Chairman John S.R. Shad of the Securities and Exchange Commission got an early stocking stuffer this month.

The SEC is a frequent host to roundtable discussions with leading figures in merger and investment circles to delve into the gyrations of the corporate takeover world.

But the SEC had no round table. Instead, participants have been arrayed around a box-shaped grouping of ordinary conference tables, creating problems of positional diplomacy.

If Shad is at the head, who must be placed the foot? Frederick H. Joseph, vice chairman of Drexel Burnham & Co., the junk bond specialists? Or former Citicorp chairman Walter B. Wriston? Or Andrew Sigler, chairman of Champion International and a spokesman for big business on takeover issues? How could the SEC avoid charges of favoritism?

Shad passed the word that he wanted a round table and pronto. But the government-issue version would have cost $3,000 or more, SEC spokesman Mary McCue said, a high price even for diplomacy.

The SEC's staff came to the boss' rescue. A round table with room for a dozen or so people was constructed from hardware store plywood. A cover of dignified brown felt was attached. Price: $275, McCue said.
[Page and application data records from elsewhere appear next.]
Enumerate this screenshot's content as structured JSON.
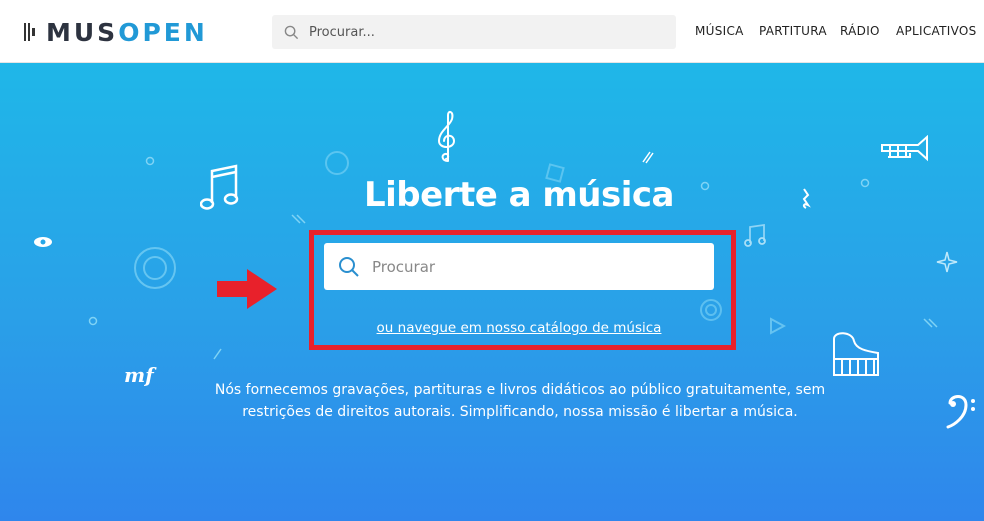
{
  "brand": {
    "logo_part1": "MUS",
    "logo_part2": "OPEN",
    "accent_color": "#2199d6",
    "dark_color": "#2d3340"
  },
  "header": {
    "search": {
      "placeholder": "Procurar..."
    },
    "nav": [
      "MÚSICA",
      "PARTITURA",
      "RÁDIO",
      "APLICATIVOS"
    ]
  },
  "hero": {
    "title": "Liberte a música",
    "search": {
      "placeholder": "Procurar"
    },
    "catalog_link": "ou navegue em nosso catálogo de música",
    "description": "Nós fornecemos gravações, partituras e livros didáticos ao público gratuitamente, sem restrições de direitos autorais. Simplificando, nossa missão é libertar a música.",
    "decor_text_mf": "mf",
    "highlight_color": "#e8212b"
  }
}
Members of the Council of Institutional Investors sat down with Shad and other SEC officials on Dec. 10 to inaugurate the piece of furniture. No complaints were heard about the order of seating.